Exercise directions –
Leave out every line before the one containing "Read all visible content and emit it as JSON.", and repeat the rest of the material below exactly, that line included.
════════════════════
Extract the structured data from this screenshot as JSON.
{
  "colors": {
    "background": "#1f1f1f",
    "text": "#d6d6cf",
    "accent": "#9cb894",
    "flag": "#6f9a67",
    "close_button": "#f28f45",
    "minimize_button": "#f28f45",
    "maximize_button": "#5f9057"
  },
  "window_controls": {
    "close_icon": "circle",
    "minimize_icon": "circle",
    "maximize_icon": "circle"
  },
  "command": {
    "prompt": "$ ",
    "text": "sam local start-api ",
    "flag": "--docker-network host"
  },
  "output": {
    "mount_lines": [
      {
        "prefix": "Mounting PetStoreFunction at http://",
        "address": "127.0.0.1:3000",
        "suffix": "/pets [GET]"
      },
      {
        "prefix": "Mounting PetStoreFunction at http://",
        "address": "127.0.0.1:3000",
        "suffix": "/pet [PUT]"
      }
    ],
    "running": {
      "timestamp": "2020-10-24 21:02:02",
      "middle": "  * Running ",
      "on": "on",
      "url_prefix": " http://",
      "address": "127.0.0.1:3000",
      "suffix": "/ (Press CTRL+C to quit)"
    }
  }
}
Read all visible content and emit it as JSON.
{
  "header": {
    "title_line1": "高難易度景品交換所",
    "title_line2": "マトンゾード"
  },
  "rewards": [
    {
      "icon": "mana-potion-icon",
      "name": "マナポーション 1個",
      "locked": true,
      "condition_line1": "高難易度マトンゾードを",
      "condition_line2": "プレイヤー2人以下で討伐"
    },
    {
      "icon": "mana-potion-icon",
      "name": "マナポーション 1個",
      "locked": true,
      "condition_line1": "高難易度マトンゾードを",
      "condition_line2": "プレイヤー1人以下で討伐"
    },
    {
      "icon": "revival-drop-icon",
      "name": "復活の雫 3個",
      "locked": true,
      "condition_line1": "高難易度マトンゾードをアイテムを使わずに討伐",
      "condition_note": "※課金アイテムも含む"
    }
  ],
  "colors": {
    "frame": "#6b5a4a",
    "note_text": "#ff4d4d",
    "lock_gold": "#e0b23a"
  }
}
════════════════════
Task output –
Read all visible content and emit it as JSON.
{
  "header": {
    "title_line1": "高難易度景品交換所",
    "title_line2": "マトンゾード"
  },
  "rewards": [
    {
      "icon": "mana-potion-icon",
      "name": "マナポーション 1個",
      "locked": true,
      "condition_line1": "高難易度マトンゾードを",
      "condition_line2": "プレイヤー2人以下で討伐"
    },
    {
      "icon": "mana-potion-icon",
      "name": "マナポーション 1個",
      "locked": true,
      "condition_line1": "高難易度マトンゾードを",
      "condition_line2": "プレイヤー1人以下で討伐"
    },
    {
      "icon": "revival-drop-icon",
      "name": "復活の雫 3個",
      "locked": true,
      "condition_line1": "高難易度マトンゾードをアイテムを使わずに討伐",
      "condition_note": "※課金アイテムも含む"
    }
  ],
  "colors": {
    "frame": "#6b5a4a",
    "note_text": "#ff4d4d",
    "lock_gold": "#e0b23a"
  }
}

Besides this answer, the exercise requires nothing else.